This article was sourced from Creative Commons Attribution-ShareAlike License; additional terms may apply. World Heritage Encyclopedia content is assembled from numerous content providers, Open Access Publishing, and in compliance with The Fair Access to Science and Technology Research Act (FASTR), Wikimedia Foundation, Inc., Public Library of Science, The Encyclopedia of Life, Open Book Publishers (OBP), PubMed, U.S. National Library of Medicine, National Center for Biotechnology Information, U.S. National Library of Medicine, National Institutes of Health (NIH), U.S. Department of Health & Human Services, and USA.gov, which sources content from all federal, state, local, tribal, and territorial government publication portals (.gov, .mil, .edu). Funding for USA.gov and content contributors is made possible from the U.S. Congress, E-Government Act of 2002.
 
Crowd sourced content that is contributed to World Heritage Encyclopedia is peer reviewed and edited by our editorial staff to ensure quality scholarly research articles.
 
By using this site, you agree to the Terms of Use and Privacy Policy. World Heritage Encyclopedia™ is a registered trademark of the World Public Library Association, a non-profit organization.
 



Copyright © World Library Foundation. All rights reserved. eBooks from Hawaii eBook Library are sponsored by the World Library Foundation,
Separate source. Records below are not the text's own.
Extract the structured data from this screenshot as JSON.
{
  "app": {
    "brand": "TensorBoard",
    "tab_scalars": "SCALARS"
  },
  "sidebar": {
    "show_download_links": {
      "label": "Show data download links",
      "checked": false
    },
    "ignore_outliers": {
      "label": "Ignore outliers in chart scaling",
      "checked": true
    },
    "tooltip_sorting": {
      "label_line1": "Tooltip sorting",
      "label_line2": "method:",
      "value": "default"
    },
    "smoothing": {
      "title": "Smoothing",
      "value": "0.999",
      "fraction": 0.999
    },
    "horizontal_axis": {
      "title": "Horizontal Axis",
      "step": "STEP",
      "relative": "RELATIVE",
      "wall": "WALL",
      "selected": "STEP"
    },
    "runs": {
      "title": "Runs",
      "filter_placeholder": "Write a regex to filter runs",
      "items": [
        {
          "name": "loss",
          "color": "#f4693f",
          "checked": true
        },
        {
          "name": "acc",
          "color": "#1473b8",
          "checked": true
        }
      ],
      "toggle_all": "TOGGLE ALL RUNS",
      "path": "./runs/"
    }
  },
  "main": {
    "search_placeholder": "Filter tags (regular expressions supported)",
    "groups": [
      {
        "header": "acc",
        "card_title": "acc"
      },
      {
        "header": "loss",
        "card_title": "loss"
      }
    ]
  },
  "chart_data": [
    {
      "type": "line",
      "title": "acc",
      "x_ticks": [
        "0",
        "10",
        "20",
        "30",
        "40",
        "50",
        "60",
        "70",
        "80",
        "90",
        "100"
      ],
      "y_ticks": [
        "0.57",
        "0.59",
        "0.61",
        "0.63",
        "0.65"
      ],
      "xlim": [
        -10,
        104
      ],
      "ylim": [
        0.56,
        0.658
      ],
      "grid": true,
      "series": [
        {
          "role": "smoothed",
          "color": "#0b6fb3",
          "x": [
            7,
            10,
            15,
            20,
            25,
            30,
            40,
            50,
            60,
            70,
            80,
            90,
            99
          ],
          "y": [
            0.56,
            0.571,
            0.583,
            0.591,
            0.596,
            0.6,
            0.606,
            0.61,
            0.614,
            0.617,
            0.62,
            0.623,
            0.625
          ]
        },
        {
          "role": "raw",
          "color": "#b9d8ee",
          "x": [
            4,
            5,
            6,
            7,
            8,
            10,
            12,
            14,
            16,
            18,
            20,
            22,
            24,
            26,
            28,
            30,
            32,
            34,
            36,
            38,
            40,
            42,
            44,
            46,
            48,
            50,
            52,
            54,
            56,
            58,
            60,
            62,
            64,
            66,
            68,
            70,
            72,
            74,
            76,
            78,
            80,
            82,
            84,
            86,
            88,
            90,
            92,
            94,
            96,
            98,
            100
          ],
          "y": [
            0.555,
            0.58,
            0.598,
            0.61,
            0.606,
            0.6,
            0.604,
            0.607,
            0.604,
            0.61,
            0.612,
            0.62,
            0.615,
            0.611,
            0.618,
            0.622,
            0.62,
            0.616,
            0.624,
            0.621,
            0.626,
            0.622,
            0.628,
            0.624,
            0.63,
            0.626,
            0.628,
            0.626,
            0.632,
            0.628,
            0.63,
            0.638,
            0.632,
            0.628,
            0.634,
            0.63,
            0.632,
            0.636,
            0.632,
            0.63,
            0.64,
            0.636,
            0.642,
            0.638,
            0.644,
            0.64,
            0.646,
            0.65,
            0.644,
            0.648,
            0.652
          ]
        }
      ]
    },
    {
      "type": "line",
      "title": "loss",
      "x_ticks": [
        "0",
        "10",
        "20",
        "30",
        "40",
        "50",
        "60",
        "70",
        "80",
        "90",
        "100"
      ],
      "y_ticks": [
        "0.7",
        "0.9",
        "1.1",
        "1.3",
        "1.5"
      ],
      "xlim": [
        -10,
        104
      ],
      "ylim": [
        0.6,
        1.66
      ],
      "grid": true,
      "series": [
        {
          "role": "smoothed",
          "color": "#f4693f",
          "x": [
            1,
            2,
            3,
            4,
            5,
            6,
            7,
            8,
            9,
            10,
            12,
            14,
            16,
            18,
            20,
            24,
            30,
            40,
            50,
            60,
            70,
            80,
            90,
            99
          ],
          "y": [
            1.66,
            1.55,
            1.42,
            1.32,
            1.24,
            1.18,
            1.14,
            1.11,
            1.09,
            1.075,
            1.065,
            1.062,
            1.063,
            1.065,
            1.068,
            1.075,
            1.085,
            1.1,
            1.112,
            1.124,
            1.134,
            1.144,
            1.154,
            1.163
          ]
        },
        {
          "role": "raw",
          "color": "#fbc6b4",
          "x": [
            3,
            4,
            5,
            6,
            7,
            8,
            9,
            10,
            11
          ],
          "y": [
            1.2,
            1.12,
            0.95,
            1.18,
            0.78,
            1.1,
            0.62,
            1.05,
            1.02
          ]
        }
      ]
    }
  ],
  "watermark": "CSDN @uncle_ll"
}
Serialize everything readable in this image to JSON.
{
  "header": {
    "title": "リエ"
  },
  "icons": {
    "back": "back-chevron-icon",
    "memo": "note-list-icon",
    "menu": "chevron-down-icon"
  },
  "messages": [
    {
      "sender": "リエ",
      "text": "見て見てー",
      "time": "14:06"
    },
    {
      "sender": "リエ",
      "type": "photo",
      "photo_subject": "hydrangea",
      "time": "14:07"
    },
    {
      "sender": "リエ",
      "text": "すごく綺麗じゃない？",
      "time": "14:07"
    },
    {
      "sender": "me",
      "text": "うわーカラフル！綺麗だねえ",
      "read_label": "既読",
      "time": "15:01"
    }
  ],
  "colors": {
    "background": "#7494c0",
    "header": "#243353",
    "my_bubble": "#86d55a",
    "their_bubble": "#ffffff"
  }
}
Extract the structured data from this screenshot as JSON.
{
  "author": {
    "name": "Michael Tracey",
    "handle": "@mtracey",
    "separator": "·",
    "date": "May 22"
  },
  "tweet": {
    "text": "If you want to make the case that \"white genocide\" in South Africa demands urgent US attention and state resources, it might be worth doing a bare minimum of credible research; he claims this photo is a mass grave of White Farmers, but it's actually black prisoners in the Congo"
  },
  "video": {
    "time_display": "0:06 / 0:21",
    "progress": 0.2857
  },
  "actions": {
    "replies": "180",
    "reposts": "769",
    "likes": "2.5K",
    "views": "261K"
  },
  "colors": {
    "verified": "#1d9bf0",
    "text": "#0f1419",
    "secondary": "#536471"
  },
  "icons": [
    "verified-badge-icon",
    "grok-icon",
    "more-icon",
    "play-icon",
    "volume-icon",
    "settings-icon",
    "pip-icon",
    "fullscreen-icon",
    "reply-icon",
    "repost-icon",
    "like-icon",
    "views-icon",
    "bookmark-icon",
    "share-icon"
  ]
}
a 501c(4) Member's Support Non-Profit Organization, and is NOT affiliated with any governmental agency or department.